Undergraduate Academic Affairs
Dear UAA Colleagues,
Is the University of Washington prepared to educate the next generation of leaders? This question was posed by former Starbuck’s executive Howard Behar in recent meetings I’ve had with him about leadership. He sees that the UW has the opportunity to be the most recognized and respected institution on preparing students to be thoughtful leaders.
With regard to leadership, Behar talks about a “from me to we” concept—the importance of understanding one’s self and one’s capacity as a first step in being able to engage and be innovative leaders locally and globally.
Developing the next generation of leaders—part of the work we, as an institution, are charged to do—is about the formation of individuals so they can contribute to the formation of communities, even the formation of democracies. This work is interdisciplinary if not trans-disciplinary. There are three legs to this stool:
- Creating access to higher education
- Enabling rich and engaging intellectual and emotional experiences
- Inspiring meaningful work or “vocation”
UW students are diverse in their backgrounds, interests, and pursuits. What they have in common is their capacity to lead. Students entering the UW as a result of the Dream Project, the incoming class from the Ida B. Wells High School, undergraduates selected for Fulbright fellowships, Honors students, and the 4,000 students who formed the giant W on the football field at orientation all have the capacity to lead. Our work is to help students find channels to express their leadership and continue to grow as leaders.
The outcome of our influence in the formation of leaders is evident in our alumni. UAA alumni are attorneys who clerked with a Supreme Court justice. They are legislative directors who testify in front of Congress. Our alumni are Rhodes scholars now in law school, technology entrepreneurs who make a difference in rural schools in India, and Foreign Service officers who represent the United States internationally. You can read the specific stories here.
As undergraduates, these alumni all embraced leadership experiences that transformed them. At the UW, they were Mary Gates Scholars, undergraduate researchers, and Honors students. They learned to see the world beyond their personal experiences and work to bring their talents in to the service of others. They embody the “me to we” concept of leadership.
We see students everyday, from advising appointments or simply walking across Red Square. Some we know personally, most we don’t. Collectively, however, our impact reaches all students and creates a path for individual transformation. Whether that path is ensuring classrooms are efficient learning environments, re-envisioning curricula to be intentional about student reflection and growth, or helping individual students connect to research and leadership opportunities at the UW—our combined impact is broad and deep.
It reminds me of the poem “An Experiment in Noise,” by slam poet Ken Arkind (featured in the Common Book). Arkind writes:
Together you make a sentence.
Together you have purpose.
Here, our students develop leadership and purpose.

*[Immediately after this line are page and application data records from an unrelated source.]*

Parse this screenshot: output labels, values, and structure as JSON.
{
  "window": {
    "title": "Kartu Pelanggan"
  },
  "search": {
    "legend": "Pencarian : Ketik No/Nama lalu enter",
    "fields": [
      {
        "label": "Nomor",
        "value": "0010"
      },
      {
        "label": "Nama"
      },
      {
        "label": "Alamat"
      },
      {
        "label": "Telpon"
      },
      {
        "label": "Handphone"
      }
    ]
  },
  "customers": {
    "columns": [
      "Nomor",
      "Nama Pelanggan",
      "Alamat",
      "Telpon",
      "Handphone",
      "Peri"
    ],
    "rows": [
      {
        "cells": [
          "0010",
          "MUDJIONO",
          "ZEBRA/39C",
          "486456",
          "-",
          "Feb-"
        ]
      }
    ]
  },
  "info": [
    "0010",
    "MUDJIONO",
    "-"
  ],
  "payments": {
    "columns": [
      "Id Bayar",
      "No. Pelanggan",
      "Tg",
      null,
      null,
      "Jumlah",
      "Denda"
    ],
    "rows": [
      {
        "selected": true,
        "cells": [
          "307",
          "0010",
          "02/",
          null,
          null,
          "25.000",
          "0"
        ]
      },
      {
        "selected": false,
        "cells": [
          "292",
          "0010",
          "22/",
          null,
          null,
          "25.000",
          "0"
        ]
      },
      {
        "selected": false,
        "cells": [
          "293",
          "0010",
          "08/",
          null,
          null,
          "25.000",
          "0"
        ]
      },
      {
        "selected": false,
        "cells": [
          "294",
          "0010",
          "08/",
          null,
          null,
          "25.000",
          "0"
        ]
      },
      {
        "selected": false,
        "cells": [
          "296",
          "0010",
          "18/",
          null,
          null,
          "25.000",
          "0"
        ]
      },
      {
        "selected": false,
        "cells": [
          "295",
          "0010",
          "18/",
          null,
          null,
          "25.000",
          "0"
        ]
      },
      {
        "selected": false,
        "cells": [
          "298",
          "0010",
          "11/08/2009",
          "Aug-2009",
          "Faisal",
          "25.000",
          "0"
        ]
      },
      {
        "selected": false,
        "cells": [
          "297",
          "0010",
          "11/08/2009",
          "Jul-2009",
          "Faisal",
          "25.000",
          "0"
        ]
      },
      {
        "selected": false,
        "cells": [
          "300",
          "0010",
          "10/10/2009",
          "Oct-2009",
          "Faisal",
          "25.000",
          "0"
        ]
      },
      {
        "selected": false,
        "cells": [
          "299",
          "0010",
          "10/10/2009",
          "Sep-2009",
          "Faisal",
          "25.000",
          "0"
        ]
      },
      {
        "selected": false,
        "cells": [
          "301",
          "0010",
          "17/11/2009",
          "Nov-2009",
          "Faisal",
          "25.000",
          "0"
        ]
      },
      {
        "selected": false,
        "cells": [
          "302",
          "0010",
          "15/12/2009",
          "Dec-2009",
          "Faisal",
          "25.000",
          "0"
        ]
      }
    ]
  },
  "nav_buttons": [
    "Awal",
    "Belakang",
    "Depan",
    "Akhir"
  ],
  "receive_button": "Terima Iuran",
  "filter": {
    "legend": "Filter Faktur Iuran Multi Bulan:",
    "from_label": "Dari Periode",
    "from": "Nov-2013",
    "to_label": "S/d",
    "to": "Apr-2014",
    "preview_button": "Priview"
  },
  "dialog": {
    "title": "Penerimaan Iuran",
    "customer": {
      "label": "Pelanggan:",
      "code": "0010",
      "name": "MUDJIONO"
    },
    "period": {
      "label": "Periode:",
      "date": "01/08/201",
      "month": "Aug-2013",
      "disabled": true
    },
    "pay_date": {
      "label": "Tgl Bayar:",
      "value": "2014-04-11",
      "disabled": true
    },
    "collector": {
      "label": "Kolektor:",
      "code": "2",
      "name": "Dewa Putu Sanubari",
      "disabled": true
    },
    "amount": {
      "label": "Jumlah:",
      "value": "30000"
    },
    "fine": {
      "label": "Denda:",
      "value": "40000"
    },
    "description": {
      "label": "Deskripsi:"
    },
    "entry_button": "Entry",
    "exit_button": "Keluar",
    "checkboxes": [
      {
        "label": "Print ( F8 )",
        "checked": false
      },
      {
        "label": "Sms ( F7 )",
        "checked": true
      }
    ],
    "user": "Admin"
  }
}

While their experiences here are unique, the cumulative effect is one of transformation and vocation, preparing them to move into their work and lead in diverse ways.
Though administratively we continue to live in fiscal ambiguity, as we enjoy this season of gratitude, I am thankful for our collective impact of our complementary work.